That's the good news. The bad news is that I haven't worked on The Storm Women for several weeks! I've had the "cough from Hell" for about a month and a half. It turns out a blood pressure medicine called Lisinopril - an ACE Inhibitor - is responsible. I'm certainly not taking that anymore since I'm one of the 20% of people with this side-effect.

I now have some soft-gel caps called Tessalon Perles that are supposed to suppress this persistent nagging cough. I'm up to 200 mg. of it now with mixed results. I'm praying I'll be able to stop coughing soon. I am truly worn out with these severe coughing fits. Sleeping is quite a trick as well since I'm frequently awakened with the cough.

I'm still writing about one of my central characters, Opal. She's the wild child from the 50s and 60s, so the research into the music biz in L.A. during this time has slowed me down a bit. I'm fascinated by what I'm learning about the musicians at the birth of rock-and-roll. The phenomenon began with Rhythm and Blues and guys like Johnny Otis, who turned out to be a big player in the LA music scene with his Barrelhouse Club and California Rhythm and Blues Caravan in the late 1940s and early 1950s.

It's difficult for me to imagine the flavor of the times in LA, so I'm listening to the music and trying to transport myself across time. I'm counting on finding Opal, her unique sound and her hopes and dreams skipping along inside those notes.

Wish me luck as I try to get back into the flow of the story after such a long break.

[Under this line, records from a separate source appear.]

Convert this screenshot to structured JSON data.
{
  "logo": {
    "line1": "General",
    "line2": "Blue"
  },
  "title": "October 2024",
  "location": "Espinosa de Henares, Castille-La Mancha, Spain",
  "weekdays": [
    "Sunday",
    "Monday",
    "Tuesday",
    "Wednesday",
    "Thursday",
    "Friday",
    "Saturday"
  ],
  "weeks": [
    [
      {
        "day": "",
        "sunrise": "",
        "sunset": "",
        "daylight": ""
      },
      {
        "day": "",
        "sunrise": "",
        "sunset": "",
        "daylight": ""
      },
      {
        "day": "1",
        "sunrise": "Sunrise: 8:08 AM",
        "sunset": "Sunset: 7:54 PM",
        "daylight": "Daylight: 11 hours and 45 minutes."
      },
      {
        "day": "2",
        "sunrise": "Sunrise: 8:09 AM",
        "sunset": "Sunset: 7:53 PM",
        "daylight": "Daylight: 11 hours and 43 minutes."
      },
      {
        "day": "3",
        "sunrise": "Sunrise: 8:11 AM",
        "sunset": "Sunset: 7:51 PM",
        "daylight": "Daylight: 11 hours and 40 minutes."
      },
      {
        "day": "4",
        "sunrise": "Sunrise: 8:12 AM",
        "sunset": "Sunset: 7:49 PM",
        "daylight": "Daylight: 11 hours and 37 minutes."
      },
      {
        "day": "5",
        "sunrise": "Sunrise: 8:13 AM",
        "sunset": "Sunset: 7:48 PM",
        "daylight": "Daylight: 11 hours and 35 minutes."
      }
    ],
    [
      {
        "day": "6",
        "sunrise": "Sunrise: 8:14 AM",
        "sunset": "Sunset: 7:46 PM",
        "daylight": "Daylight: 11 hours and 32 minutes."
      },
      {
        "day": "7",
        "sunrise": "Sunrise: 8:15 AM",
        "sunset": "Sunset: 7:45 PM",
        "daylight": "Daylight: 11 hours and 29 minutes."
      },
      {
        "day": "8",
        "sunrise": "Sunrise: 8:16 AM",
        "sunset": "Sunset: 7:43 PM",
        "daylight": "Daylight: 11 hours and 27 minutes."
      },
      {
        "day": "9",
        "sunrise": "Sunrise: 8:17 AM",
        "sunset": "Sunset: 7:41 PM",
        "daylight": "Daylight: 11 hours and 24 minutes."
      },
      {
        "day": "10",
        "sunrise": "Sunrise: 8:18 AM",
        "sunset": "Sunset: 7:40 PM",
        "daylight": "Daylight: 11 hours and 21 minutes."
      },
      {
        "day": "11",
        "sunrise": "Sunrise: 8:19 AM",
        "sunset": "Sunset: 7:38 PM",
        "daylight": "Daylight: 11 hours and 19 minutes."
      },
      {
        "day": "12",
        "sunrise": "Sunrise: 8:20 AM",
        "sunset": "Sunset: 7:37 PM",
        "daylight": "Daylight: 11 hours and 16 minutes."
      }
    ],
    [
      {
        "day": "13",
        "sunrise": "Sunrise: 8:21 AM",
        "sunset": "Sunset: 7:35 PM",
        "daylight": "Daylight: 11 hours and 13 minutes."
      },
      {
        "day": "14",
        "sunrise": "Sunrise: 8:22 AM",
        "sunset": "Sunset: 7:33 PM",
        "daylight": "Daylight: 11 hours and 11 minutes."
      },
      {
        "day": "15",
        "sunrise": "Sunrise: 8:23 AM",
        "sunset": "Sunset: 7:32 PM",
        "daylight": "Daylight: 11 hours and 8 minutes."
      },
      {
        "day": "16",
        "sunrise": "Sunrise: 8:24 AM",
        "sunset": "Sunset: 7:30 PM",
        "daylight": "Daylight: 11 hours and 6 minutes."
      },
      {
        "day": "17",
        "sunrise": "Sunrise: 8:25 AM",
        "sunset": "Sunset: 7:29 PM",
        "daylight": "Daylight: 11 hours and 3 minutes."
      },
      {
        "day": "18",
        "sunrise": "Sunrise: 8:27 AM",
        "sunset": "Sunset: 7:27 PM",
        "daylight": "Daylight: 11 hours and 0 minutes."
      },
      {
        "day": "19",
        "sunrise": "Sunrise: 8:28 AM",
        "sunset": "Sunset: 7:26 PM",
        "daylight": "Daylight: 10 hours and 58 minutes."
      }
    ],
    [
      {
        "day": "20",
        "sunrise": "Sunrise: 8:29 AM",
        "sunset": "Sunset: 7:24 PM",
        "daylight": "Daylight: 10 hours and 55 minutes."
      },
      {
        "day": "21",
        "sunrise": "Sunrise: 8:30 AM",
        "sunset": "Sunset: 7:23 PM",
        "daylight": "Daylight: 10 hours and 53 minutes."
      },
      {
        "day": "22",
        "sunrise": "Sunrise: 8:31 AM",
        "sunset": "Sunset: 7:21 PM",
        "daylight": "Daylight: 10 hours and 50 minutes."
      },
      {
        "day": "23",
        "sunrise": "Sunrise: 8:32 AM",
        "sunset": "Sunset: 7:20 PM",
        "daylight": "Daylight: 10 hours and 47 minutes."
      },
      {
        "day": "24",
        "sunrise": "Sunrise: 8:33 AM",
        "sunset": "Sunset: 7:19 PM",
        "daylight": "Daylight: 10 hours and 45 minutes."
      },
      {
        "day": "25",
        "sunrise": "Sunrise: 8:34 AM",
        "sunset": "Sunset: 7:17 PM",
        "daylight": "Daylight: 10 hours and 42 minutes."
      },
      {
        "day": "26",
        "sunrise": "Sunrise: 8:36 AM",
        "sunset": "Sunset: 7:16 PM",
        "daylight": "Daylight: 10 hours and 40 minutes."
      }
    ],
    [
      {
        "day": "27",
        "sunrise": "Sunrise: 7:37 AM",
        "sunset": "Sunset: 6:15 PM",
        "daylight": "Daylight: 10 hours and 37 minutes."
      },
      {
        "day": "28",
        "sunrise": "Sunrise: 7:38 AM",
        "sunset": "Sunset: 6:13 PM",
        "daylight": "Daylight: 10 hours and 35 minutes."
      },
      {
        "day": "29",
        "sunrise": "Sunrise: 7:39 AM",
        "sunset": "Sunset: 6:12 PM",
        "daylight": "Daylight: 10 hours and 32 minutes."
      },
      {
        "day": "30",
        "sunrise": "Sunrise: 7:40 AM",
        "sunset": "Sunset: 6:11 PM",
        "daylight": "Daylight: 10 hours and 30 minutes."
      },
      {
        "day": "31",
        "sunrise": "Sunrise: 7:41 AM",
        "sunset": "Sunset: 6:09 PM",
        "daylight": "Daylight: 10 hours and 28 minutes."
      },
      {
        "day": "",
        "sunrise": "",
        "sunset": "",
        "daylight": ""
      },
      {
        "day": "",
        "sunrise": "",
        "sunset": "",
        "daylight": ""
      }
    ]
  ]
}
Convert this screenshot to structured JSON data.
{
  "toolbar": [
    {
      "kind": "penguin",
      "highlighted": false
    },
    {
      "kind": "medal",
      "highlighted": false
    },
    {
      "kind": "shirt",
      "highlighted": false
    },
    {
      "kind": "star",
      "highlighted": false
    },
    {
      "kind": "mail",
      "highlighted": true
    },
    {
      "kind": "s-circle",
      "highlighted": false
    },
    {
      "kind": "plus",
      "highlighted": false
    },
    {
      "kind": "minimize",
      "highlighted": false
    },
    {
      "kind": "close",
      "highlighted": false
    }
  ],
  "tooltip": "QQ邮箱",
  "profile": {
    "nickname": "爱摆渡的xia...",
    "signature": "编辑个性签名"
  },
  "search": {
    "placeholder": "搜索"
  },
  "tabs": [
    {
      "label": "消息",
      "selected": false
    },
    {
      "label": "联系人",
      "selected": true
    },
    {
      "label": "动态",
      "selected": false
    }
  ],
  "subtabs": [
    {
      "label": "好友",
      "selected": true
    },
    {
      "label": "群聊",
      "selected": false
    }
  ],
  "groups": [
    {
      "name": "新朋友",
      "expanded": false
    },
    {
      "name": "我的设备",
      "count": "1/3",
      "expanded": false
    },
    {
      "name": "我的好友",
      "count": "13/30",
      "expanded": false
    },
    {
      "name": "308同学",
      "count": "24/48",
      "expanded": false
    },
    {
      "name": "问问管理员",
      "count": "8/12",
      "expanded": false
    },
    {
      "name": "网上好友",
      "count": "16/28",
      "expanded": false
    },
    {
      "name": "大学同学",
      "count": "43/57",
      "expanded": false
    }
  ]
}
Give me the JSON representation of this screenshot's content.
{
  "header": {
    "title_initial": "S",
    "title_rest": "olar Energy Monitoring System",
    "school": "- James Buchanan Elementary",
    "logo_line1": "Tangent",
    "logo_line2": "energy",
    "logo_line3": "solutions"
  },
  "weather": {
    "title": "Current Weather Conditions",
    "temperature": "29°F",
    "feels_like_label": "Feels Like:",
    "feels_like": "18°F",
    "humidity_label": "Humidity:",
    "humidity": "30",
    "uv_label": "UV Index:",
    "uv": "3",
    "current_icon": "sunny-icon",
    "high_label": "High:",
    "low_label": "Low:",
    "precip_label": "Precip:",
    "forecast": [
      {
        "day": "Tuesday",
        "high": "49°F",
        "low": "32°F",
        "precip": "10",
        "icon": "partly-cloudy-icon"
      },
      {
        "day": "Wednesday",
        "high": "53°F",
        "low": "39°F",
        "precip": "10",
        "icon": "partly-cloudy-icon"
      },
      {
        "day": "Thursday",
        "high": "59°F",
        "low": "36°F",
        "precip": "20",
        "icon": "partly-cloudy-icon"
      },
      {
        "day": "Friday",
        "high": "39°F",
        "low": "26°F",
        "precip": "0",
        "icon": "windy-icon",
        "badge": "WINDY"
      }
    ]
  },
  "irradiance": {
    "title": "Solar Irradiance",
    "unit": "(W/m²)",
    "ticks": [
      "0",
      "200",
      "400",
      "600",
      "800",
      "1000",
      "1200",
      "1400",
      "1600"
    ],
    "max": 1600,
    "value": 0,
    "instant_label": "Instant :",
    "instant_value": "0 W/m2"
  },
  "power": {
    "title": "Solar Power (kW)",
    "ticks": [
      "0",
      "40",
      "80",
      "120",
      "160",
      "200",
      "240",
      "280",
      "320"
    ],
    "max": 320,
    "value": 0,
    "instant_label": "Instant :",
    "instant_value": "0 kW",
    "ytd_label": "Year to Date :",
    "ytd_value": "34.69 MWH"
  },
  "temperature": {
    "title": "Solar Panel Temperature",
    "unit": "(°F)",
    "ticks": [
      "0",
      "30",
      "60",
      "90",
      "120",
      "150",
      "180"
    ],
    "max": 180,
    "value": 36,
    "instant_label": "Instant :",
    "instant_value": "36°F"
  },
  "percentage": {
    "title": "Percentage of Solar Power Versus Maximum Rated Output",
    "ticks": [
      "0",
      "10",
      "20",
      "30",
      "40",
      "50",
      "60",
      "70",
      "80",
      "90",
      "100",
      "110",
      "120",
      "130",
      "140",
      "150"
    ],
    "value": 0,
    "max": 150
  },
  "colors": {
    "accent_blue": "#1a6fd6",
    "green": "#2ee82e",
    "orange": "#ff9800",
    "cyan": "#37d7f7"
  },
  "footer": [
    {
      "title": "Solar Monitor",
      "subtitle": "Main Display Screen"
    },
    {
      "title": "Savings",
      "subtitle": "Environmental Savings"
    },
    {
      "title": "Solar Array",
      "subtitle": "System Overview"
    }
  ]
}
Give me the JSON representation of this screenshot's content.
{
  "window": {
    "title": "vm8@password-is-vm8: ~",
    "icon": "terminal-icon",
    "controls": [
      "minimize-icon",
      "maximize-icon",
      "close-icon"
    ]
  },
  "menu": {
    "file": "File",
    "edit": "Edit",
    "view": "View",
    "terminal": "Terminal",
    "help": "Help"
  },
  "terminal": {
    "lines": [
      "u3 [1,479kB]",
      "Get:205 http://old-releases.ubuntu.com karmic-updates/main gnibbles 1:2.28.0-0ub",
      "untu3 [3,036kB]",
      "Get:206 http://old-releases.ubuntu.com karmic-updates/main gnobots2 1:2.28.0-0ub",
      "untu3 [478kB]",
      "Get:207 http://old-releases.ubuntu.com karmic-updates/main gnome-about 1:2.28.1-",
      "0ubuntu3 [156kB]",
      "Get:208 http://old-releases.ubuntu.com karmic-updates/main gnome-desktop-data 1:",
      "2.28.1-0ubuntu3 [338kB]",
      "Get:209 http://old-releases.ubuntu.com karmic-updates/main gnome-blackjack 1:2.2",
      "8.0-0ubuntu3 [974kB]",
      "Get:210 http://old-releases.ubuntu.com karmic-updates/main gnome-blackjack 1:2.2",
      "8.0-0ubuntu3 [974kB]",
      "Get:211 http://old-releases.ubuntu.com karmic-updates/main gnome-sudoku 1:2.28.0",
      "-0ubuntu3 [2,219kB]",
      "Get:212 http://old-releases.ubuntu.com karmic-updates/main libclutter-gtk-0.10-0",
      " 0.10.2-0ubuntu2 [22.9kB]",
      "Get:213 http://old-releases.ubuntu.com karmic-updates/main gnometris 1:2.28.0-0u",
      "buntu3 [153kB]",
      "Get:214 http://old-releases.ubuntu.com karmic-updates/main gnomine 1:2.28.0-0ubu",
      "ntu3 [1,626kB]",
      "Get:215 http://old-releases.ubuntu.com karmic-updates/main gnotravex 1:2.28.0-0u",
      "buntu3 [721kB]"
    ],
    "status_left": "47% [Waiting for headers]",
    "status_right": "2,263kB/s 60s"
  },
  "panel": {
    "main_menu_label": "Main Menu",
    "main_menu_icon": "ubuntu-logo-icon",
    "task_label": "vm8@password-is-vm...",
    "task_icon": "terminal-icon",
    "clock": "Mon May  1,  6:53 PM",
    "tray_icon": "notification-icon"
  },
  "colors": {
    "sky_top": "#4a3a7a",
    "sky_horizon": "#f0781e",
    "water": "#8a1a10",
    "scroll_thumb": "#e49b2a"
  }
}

I find myself playing writer avoidance games again, and it's so discouraging. I want so much to get this first draft finished and start polishing!

I'm delighted to be communicating again, and I hope you'll come along as The Storm Women novel takes shape. I hope you'll encourage me to put aside all this struggle and angst as I dig back in.

Full Moon at dawn thought: Get with it! It's a new day.
I'm Currently Reading: The Shoemaker's Wife by Adriana Trigiani

Write On! Read On!